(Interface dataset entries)
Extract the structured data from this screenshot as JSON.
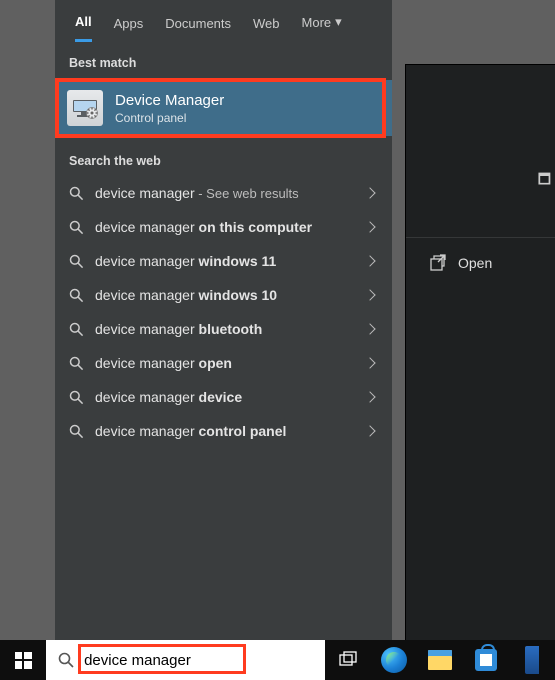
{
  "tabs": [
    "All",
    "Apps",
    "Documents",
    "Web",
    "More"
  ],
  "active_tab": 0,
  "sections": {
    "best_match": "Best match",
    "search_web": "Search the web"
  },
  "best_match": {
    "title": "Device Manager",
    "subtitle": "Control panel"
  },
  "web_results": [
    {
      "prefix": "device manager",
      "bold": "",
      "suffix": " - See web results",
      "suffix_gray": true
    },
    {
      "prefix": "device manager ",
      "bold": "on this computer",
      "suffix": ""
    },
    {
      "prefix": "device manager ",
      "bold": "windows 11",
      "suffix": ""
    },
    {
      "prefix": "device manager ",
      "bold": "windows 10",
      "suffix": ""
    },
    {
      "prefix": "device manager ",
      "bold": "bluetooth",
      "suffix": ""
    },
    {
      "prefix": "device manager ",
      "bold": "open",
      "suffix": ""
    },
    {
      "prefix": "device manager ",
      "bold": "device",
      "suffix": ""
    },
    {
      "prefix": "device manager ",
      "bold": "control panel",
      "suffix": ""
    }
  ],
  "preview": {
    "open_label": "Open"
  },
  "search": {
    "query": "device manager"
  }
}
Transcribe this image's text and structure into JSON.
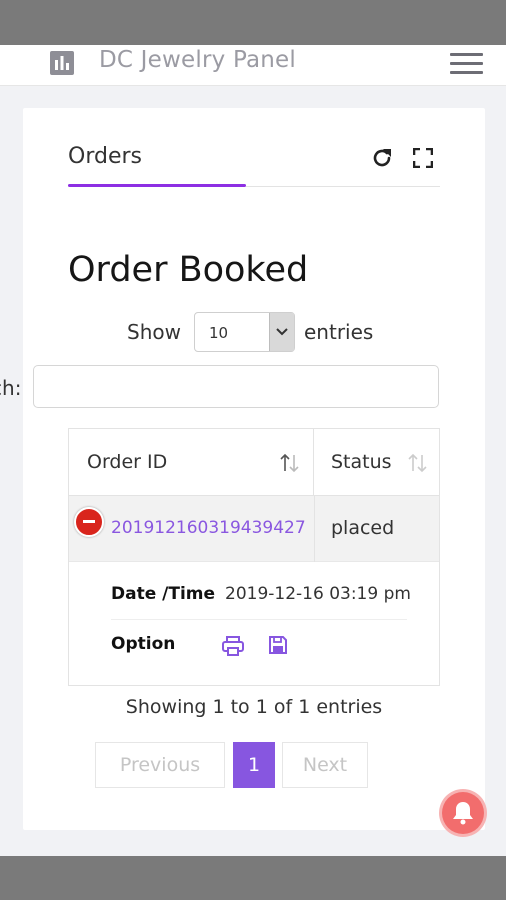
{
  "app": {
    "title": "DC Jewelry Panel"
  },
  "tabs": {
    "active": "Orders"
  },
  "page": {
    "heading": "Order Booked"
  },
  "length": {
    "show": "Show",
    "value": "10",
    "entries": "entries"
  },
  "search": {
    "label": "Search:",
    "placeholder": "",
    "value": ""
  },
  "table": {
    "columns": [
      "Order ID",
      "Status"
    ],
    "rows": [
      {
        "order_id": "201912160319439427",
        "status": "placed"
      }
    ],
    "details": {
      "datetime_label": "Date /Time",
      "datetime_value": "2019-12-16 03:19 pm",
      "option_label": "Option"
    }
  },
  "info": "Showing 1 to 1 of 1 entries",
  "pagination": {
    "previous": "Previous",
    "page": "1",
    "next": "Next"
  },
  "colors": {
    "accent": "#8d2fe3",
    "link": "#8a57e0",
    "danger": "#d9251d",
    "notify": "#f26d6d"
  },
  "icons": [
    "bar-chart-icon",
    "hamburger-icon",
    "refresh-icon",
    "expand-icon",
    "chevron-down-icon",
    "sort-icon",
    "collapse-icon",
    "print-icon",
    "save-icon",
    "bell-icon"
  ]
}
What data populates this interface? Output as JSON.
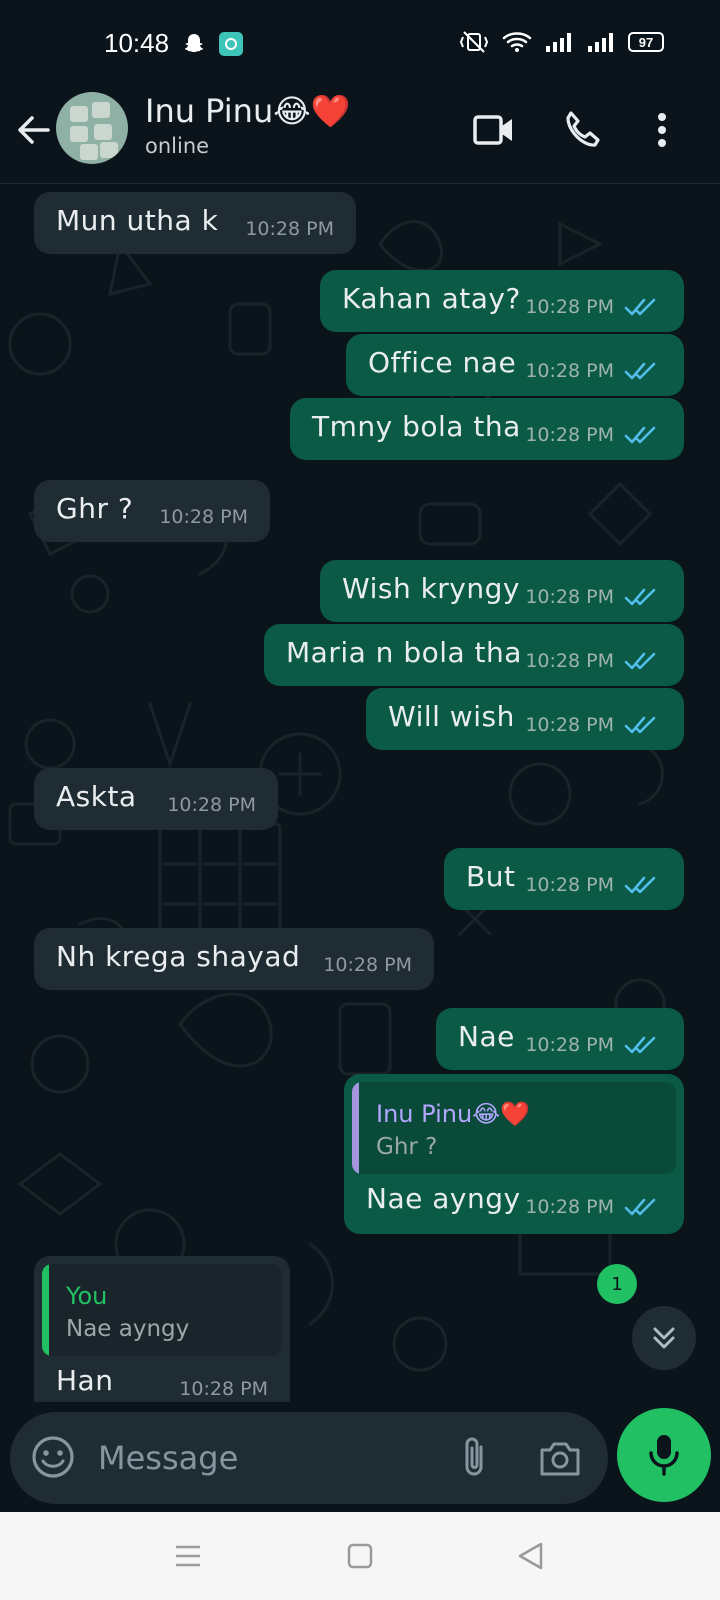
{
  "status_bar": {
    "time": "10:48",
    "battery": "97"
  },
  "header": {
    "name": "Inu Pinu😂❤️",
    "status": "online"
  },
  "messages": [
    {
      "dir": "in",
      "text": "Mun utha k",
      "time": "10:28 PM"
    },
    {
      "dir": "out",
      "text": "Kahan atay?",
      "time": "10:28 PM"
    },
    {
      "dir": "out",
      "text": "Office nae",
      "time": "10:28 PM"
    },
    {
      "dir": "out",
      "text": "Tmny bola tha",
      "time": "10:28 PM"
    },
    {
      "dir": "in",
      "text": "Ghr ?",
      "time": "10:28 PM"
    },
    {
      "dir": "out",
      "text": "Wish kryngy",
      "time": "10:28 PM"
    },
    {
      "dir": "out",
      "text": "Maria n bola tha",
      "time": "10:28 PM"
    },
    {
      "dir": "out",
      "text": "Will wish",
      "time": "10:28 PM"
    },
    {
      "dir": "in",
      "text": "Askta",
      "time": "10:28 PM"
    },
    {
      "dir": "out",
      "text": "But",
      "time": "10:28 PM"
    },
    {
      "dir": "in",
      "text": "Nh krega shayad",
      "time": "10:28 PM"
    },
    {
      "dir": "out",
      "text": "Nae",
      "time": "10:28 PM"
    },
    {
      "dir": "out",
      "text": "Nae ayngy",
      "time": "10:28 PM",
      "quote": {
        "name": "Inu Pinu😂❤️",
        "text": "Ghr ?"
      }
    },
    {
      "dir": "in",
      "text": "Han",
      "time": "10:28 PM",
      "quote": {
        "name": "You",
        "text": "Nae ayngy"
      }
    }
  ],
  "unread_count": "1",
  "input": {
    "placeholder": "Message"
  },
  "icons": {
    "back": "back-arrow-icon",
    "video": "video-call-icon",
    "call": "phone-icon",
    "menu": "more-vert-icon",
    "emoji": "emoji-icon",
    "attach": "attach-icon",
    "camera": "camera-icon",
    "mic": "mic-icon",
    "scroll": "double-chevron-down-icon"
  },
  "colors": {
    "background": "#0b141a",
    "incoming_bubble": "#202c33",
    "outgoing_bubble": "#0b5a45",
    "accent_green": "#21c063",
    "read_ticks": "#53bdeb",
    "quote_self": "#21c063",
    "quote_contact": "#a594e0"
  }
}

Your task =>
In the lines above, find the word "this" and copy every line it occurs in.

Written solution =>
Extract the structured data from this screenshot as JSON.
      "bold": "on this computer",
Transcribe this image's text and structure into JSON.
What data populates this interface? Output as JSON.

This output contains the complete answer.